In reality, science is a much more chaotic process, an eternal search for the best possible version of the truth.

Perhaps it would help the public debate if more people realised this?

Morten Elsøe argued that it is more important to shift your focus from results to methods when you communicate your research. And Lone Simonsen agreed with him:

»It would be good to communicate the process, and to show that we are people,« she said.

Sound boring? Not according to Morten Busch, an editor for – the Novo Nordisk Foundation’s own media.

»In my experience, there is an enormous fascination out there for the process.«

Prioritise the communication

Time. Time. Time.

This was the response that came up again and again when participants at the meeting were asked to point out what the barriers were to research communication: They simply do not have the time to do it.

And if they do find the time, it is often at the expense of their research.

Lone Simonsen, who in Denmark has been given the nickname Corona-Lone, described how she communicated her knowledge about the pandemic in her spare time. At one point, she was talking to journalists 10 to 14 hours a day, unpaid. She had to reduce the number of hours doing research for some time.

It is not just the researchers themselves who have to put in extra time for communication in other words. It is the universities that have to provide them with a better framework to do so.

Some emphasised the need for incentives: That researchers need funding, or credit, for communicating their research to the general public.

Stick to the science

Lone Simonsen learned it the hard way:

She said that up to 35,000 Danes would have died if the government had not introduced tight restrictions in March 2020.

This set off a storm of outrage, and she was accused of just being a stooge for government. She was so deeply affected that she was unable to fall asleep at night.

What did she learn from all this? Stick to science and avoid any statements that can be perceived as political.

»I have got better at that,« she said with a smile.

Know the context

There were few, if any, who dared to define research communication with one sentence at the meeting. Some even disagreed about what we should use it for.

But one thing that the majority could agree on: It is difficult to communicate research. It is complex. And it is always dependent on the context.

This last point, in particular, was raised several times: It is absolutely crucial, no matter whether the communication is taking place in academic circles, with journalists, or on TikTok. The tone, the form, all of it, needs to be aligned.

So here is the rule of thumb: Ask yourself how best to communicate with this person on this platform.

Be courageous

Mudslinging, taunts, filter bubbles.

It can be unpleasant to meet the general public on social media.

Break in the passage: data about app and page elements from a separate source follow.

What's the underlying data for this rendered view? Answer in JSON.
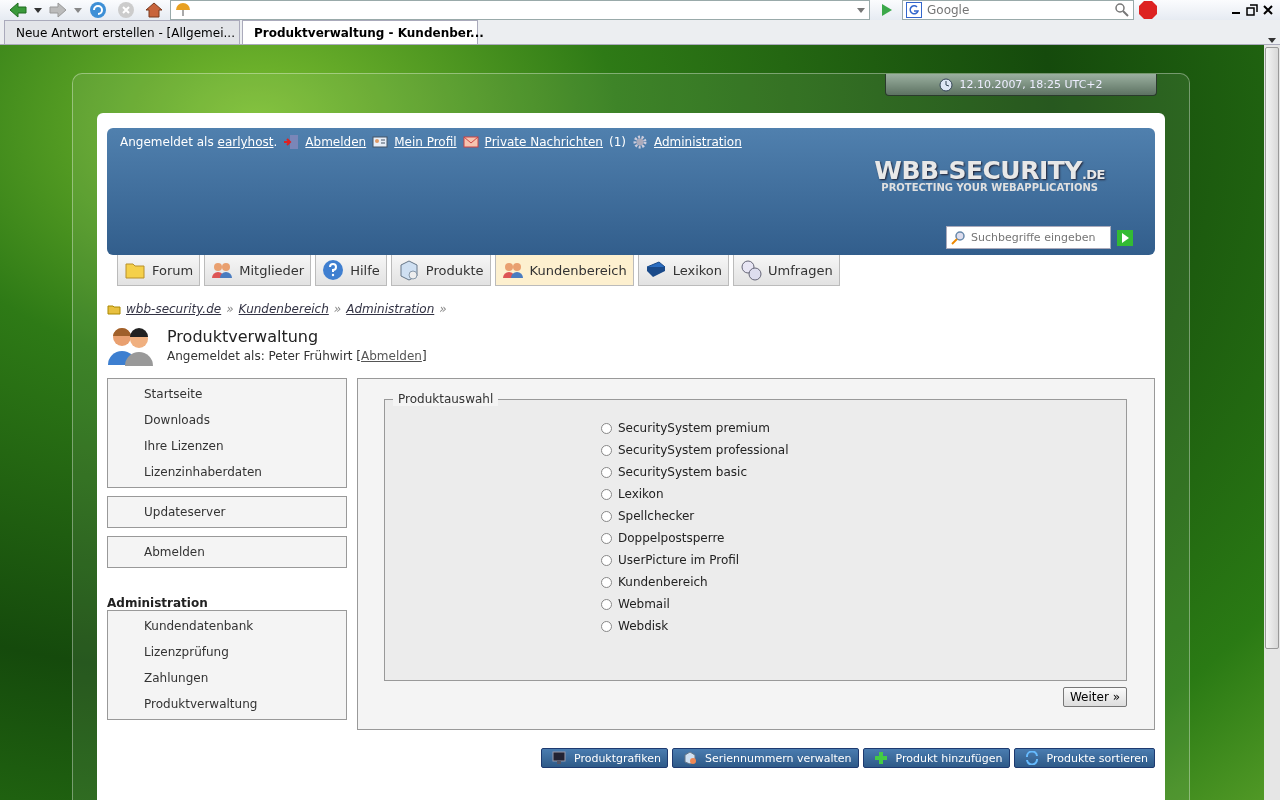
{
  "browser": {
    "search_placeholder": "Google",
    "tabs": [
      {
        "label": "Neue Antwort erstellen - [Allgemei...",
        "selected": false
      },
      {
        "label": "Produktverwaltung - Kundenber...",
        "selected": true
      }
    ]
  },
  "clock": "12.10.2007, 18:25 UTC+2",
  "header": {
    "user_prefix": "Angemeldet als",
    "username": "earlyhost",
    "user_suffix": ".",
    "links": [
      {
        "label": "Abmelden",
        "kind": "exit"
      },
      {
        "label": "Mein Profil",
        "kind": "profile"
      },
      {
        "label": "Private Nachrichten",
        "kind": "mail",
        "count": "(1)"
      },
      {
        "label": "Administration",
        "kind": "gear"
      }
    ],
    "logo": {
      "name": "WBB-SECURITY",
      "suffix": ".DE",
      "tagline": "PROTECTING YOUR WEBAPPLICATIONS"
    },
    "search_placeholder": "Suchbegriffe eingeben"
  },
  "nav": [
    {
      "label": "Forum",
      "kind": "folder",
      "selected": false
    },
    {
      "label": "Mitglieder",
      "kind": "users",
      "selected": false
    },
    {
      "label": "Hilfe",
      "kind": "help",
      "selected": false
    },
    {
      "label": "Produkte",
      "kind": "box",
      "selected": false
    },
    {
      "label": "Kundenbereich",
      "kind": "users",
      "selected": true
    },
    {
      "label": "Lexikon",
      "kind": "book",
      "selected": false
    },
    {
      "label": "Umfragen",
      "kind": "poll",
      "selected": false
    }
  ],
  "breadcrumb": {
    "items": [
      "wbb-security.de",
      "Kundenbereich",
      "Administration"
    ],
    "separator": "»"
  },
  "page": {
    "title": "Produktverwaltung",
    "login_text": "Angemeldet als: Peter Frühwirt",
    "bracket_open": "[",
    "login_link": "Abmelden",
    "bracket_close": "]"
  },
  "sidebar": [
    {
      "items": [
        "Startseite",
        "Downloads",
        "Ihre Lizenzen",
        "Lizenzinhaberdaten"
      ]
    },
    {
      "items": [
        "Updateserver"
      ]
    },
    {
      "items": [
        "Abmelden"
      ]
    },
    {
      "heading": "Administration",
      "items": [
        "Kundendatenbank",
        "Lizenzprüfung",
        "Zahlungen",
        "Produktverwaltung"
      ]
    }
  ],
  "form": {
    "legend": "Produktauswahl",
    "options": [
      {
        "label": "SecuritySystem premium",
        "selected": false
      },
      {
        "label": "SecuritySystem professional",
        "selected": false
      },
      {
        "label": "SecuritySystem basic",
        "selected": false
      },
      {
        "label": "Lexikon",
        "selected": false
      },
      {
        "label": "Spellchecker",
        "selected": false
      },
      {
        "label": "Doppelpostsperre",
        "selected": false
      },
      {
        "label": "UserPicture im Profil",
        "selected": false
      },
      {
        "label": "Kundenbereich",
        "selected": false
      },
      {
        "label": "Webmail",
        "selected": false
      },
      {
        "label": "Webdisk",
        "selected": false
      }
    ],
    "submit": "Weiter »"
  },
  "actions": [
    {
      "label": "Produktgrafiken",
      "kind": "monitor"
    },
    {
      "label": "Seriennummern verwalten",
      "kind": "box"
    },
    {
      "label": "Produkt hinzufügen",
      "kind": "plus"
    },
    {
      "label": "Produkte sortieren",
      "kind": "refresh"
    }
  ]
}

Everyone knows this who has spent half an afternoon on Facebook or Twitter.

And many researchers are scared of hurting themselves on the internet battleground. This was something that turned up several times at the debate meeting.

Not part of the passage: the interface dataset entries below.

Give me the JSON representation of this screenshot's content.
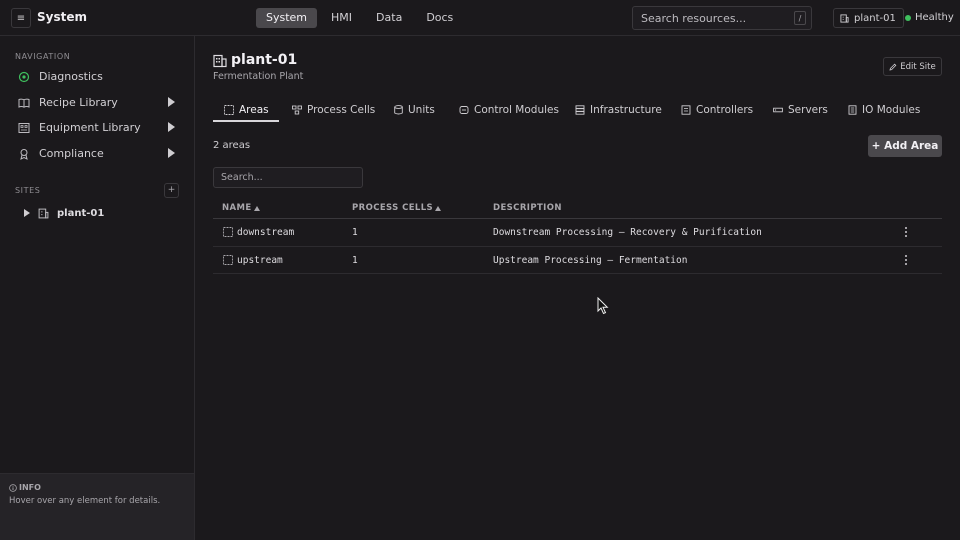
{
  "app": {
    "title": "System",
    "menu_icon": "hamburger-icon"
  },
  "topnav": {
    "items": [
      {
        "label": "System",
        "active": true
      },
      {
        "label": "HMI",
        "active": false
      },
      {
        "label": "Data",
        "active": false
      },
      {
        "label": "Docs",
        "active": false
      }
    ]
  },
  "search": {
    "placeholder": "Search resources...",
    "shortcut": "/"
  },
  "site_selector": {
    "label": "plant-01",
    "icon": "building-icon"
  },
  "status": {
    "label": "Healthy",
    "color": "#3fbf5e"
  },
  "sidebar": {
    "nav_heading": "NAVIGATION",
    "items": [
      {
        "label": "Diagnostics",
        "icon": "diagnostics-icon",
        "expandable": false
      },
      {
        "label": "Recipe Library",
        "icon": "book-icon",
        "expandable": true
      },
      {
        "label": "Equipment Library",
        "icon": "equipment-icon",
        "expandable": true
      },
      {
        "label": "Compliance",
        "icon": "award-icon",
        "expandable": true
      }
    ],
    "sites_heading": "SITES",
    "sites_add": "+",
    "sites": [
      {
        "label": "plant-01"
      }
    ]
  },
  "info": {
    "title": "INFO",
    "text": "Hover over any element for details."
  },
  "page": {
    "title": "plant-01",
    "subtitle": "Fermentation Plant",
    "edit_label": "Edit Site",
    "tabs": [
      {
        "label": "Areas",
        "icon": "areas-icon",
        "active": true
      },
      {
        "label": "Process Cells",
        "icon": "process-cells-icon",
        "active": false
      },
      {
        "label": "Units",
        "icon": "units-icon",
        "active": false
      },
      {
        "label": "Control Modules",
        "icon": "control-module-icon",
        "active": false
      },
      {
        "label": "Infrastructure",
        "icon": "infrastructure-icon",
        "active": false
      },
      {
        "label": "Controllers",
        "icon": "controller-icon",
        "active": false
      },
      {
        "label": "Servers",
        "icon": "server-icon",
        "active": false
      },
      {
        "label": "IO Modules",
        "icon": "io-module-icon",
        "active": false
      }
    ],
    "count_label": "2 areas",
    "add_label": "+ Add Area",
    "search_placeholder": "Search...",
    "table": {
      "columns": [
        "NAME",
        "PROCESS CELLS",
        "DESCRIPTION"
      ],
      "rows": [
        {
          "name": "downstream",
          "process_cells": "1",
          "description": "Downstream Processing — Recovery & Purification"
        },
        {
          "name": "upstream",
          "process_cells": "1",
          "description": "Upstream Processing — Fermentation"
        }
      ]
    }
  }
}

»You can be exposed to hateful comments. This can be really unpleasant,« says Rasmus Larsen, Prorector at DTU.

You have to be aware that you are entering another arena, he continued. An arena where not only scientific arguments, but also emotions come into play.

Here’s an example: If a scientist argues that it makes sense to set up a wind farm on some specific location in Denmark, a local citizen will often yell »not in my backyard!«

»It takes out a lot out of you to step into a debate, and we want to help with this as a university,« Rasmus Larsen said without explaining how in detail.

Seize the momentum

The pandemic was a triumph for science. Researchers worked around the clock to produce the vaccines that have now pulled this country, at least, out of the iron grip of restrictions, two years after the pandemic took off.

It is as if the entire populace has kept up with the latest scientific advances, has heard about things like phase 1, 2 and 3 studies, and — in Denmark —has become acquainted with scientists like Lone Simonsen, Jens Lundgren and Allan Randrup.

Or to put it another way: Science has momentum. And it should be exploited to get much more of it out to the general public.

»Now you’ve seen what you can use science for. Seize the day!« said Morten Busch from